(Exercise details): Return every line from the records below in which the word "verified" is found.

Entries taken from a collection
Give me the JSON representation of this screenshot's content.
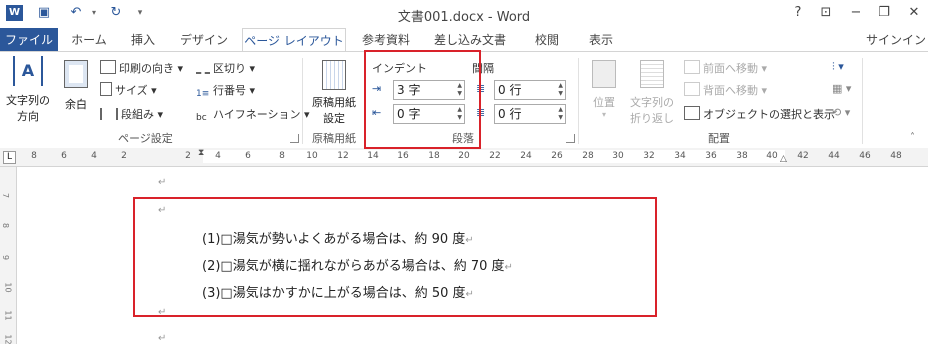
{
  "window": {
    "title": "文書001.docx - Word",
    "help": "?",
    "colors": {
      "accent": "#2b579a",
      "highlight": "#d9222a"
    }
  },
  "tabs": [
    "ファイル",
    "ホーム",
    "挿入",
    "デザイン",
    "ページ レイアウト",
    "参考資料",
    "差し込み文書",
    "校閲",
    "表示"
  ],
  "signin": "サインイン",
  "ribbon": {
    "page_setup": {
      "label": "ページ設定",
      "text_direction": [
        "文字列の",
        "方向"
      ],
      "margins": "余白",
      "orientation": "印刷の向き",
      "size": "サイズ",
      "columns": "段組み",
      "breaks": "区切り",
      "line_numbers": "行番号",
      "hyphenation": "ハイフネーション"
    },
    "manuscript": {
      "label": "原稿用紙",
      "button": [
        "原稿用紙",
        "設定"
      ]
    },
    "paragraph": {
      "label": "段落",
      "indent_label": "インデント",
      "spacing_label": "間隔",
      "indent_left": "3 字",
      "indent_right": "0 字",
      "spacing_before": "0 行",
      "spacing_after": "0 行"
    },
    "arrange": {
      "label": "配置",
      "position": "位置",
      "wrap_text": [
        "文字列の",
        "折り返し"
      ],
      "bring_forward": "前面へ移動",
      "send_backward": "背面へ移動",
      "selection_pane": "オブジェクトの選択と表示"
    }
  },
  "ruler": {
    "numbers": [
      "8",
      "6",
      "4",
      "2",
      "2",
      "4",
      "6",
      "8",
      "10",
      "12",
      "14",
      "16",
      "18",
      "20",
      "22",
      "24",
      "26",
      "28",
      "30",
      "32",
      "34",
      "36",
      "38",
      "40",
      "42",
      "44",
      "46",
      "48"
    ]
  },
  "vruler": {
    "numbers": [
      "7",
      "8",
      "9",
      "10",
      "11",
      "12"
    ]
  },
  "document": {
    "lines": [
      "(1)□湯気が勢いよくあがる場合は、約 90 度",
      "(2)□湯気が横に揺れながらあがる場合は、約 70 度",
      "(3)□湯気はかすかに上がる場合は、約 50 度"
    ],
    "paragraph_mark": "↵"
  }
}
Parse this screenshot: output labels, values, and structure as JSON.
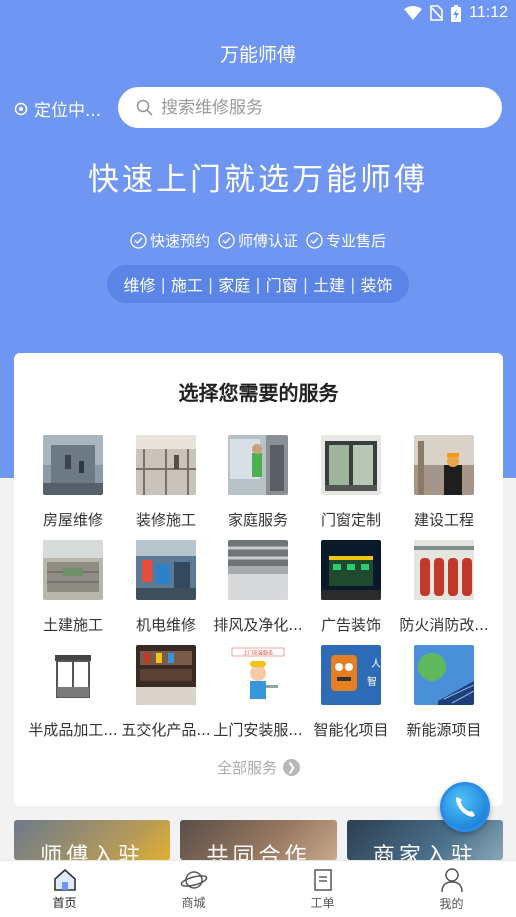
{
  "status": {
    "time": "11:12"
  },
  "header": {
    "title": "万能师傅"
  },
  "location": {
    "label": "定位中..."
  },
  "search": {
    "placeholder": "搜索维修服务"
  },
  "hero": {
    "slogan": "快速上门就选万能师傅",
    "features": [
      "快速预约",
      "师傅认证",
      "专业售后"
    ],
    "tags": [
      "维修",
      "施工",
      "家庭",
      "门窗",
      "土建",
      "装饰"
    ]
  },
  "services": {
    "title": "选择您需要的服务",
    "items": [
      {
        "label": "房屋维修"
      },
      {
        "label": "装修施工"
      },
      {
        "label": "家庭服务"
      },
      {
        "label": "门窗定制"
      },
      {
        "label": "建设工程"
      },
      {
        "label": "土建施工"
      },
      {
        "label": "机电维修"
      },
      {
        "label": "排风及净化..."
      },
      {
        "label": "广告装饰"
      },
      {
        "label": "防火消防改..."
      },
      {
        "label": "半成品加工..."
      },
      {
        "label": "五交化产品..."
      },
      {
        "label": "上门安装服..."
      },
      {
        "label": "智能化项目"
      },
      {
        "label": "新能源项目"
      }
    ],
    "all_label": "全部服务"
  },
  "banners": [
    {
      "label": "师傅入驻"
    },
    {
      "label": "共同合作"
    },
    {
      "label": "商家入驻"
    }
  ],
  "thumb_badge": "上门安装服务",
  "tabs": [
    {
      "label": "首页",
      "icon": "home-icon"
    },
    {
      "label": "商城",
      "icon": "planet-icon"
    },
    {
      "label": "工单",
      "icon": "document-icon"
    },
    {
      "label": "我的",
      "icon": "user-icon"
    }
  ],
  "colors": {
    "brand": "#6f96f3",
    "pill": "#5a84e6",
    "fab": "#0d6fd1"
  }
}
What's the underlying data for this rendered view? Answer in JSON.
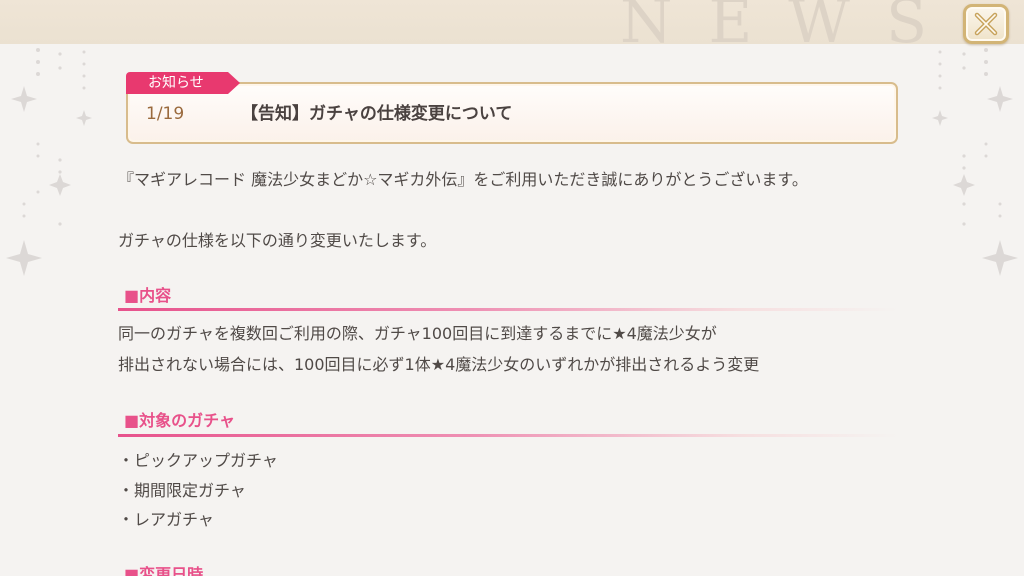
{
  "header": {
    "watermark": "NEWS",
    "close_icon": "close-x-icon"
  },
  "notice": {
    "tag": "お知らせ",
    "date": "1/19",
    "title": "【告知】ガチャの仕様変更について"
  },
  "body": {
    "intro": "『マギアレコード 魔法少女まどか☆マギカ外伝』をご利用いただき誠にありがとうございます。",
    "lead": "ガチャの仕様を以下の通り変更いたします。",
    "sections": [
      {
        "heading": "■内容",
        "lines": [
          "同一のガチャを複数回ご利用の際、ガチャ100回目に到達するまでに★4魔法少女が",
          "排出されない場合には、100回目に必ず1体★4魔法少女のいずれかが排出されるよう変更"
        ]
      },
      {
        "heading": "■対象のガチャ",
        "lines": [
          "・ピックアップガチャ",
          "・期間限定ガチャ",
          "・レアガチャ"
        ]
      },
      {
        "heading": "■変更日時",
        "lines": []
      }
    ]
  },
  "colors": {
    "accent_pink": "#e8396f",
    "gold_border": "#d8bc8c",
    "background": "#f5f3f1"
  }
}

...

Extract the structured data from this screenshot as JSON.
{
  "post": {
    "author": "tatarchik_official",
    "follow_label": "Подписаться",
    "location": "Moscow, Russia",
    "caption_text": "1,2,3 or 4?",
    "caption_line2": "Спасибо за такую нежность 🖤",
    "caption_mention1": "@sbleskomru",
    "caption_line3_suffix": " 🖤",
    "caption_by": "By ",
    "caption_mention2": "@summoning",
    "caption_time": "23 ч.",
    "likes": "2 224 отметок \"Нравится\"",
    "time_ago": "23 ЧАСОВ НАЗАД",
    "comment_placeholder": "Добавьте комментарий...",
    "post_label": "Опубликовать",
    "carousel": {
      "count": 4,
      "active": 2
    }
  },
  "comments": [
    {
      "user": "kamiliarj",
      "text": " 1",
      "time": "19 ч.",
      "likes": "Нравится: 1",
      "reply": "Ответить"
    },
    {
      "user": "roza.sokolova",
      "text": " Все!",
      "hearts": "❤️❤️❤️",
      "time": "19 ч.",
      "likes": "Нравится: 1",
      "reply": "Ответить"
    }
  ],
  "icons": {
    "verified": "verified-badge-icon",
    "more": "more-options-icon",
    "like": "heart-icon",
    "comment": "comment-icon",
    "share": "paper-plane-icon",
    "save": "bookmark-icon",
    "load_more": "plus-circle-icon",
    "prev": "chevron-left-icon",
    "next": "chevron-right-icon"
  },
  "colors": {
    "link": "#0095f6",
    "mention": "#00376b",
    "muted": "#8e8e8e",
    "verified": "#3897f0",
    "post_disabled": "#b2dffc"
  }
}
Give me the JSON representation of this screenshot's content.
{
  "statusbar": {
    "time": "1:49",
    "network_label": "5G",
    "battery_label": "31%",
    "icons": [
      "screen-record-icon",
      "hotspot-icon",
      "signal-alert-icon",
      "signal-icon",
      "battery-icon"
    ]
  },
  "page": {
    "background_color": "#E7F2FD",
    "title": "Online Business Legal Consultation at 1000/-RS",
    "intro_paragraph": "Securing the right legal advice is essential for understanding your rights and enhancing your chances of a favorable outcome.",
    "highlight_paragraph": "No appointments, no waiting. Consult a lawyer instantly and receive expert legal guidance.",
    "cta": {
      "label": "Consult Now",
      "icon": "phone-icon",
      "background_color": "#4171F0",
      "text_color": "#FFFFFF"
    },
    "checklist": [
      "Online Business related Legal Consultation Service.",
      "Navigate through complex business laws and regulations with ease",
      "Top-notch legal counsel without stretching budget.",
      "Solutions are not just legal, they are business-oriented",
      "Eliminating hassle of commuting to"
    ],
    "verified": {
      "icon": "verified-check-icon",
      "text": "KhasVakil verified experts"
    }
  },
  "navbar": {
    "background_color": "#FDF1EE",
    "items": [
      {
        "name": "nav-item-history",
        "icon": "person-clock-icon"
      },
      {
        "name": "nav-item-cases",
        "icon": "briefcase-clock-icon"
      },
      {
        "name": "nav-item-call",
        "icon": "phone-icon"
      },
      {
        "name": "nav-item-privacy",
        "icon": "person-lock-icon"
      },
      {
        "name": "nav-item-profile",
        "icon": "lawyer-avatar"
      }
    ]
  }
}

(Exercise answer):
    "verified": "verified-badge-icon",
    "verified": "#3897f0",
    "verified": {
      "icon": "verified-check-icon",
      "text": "KhasVakil verified experts"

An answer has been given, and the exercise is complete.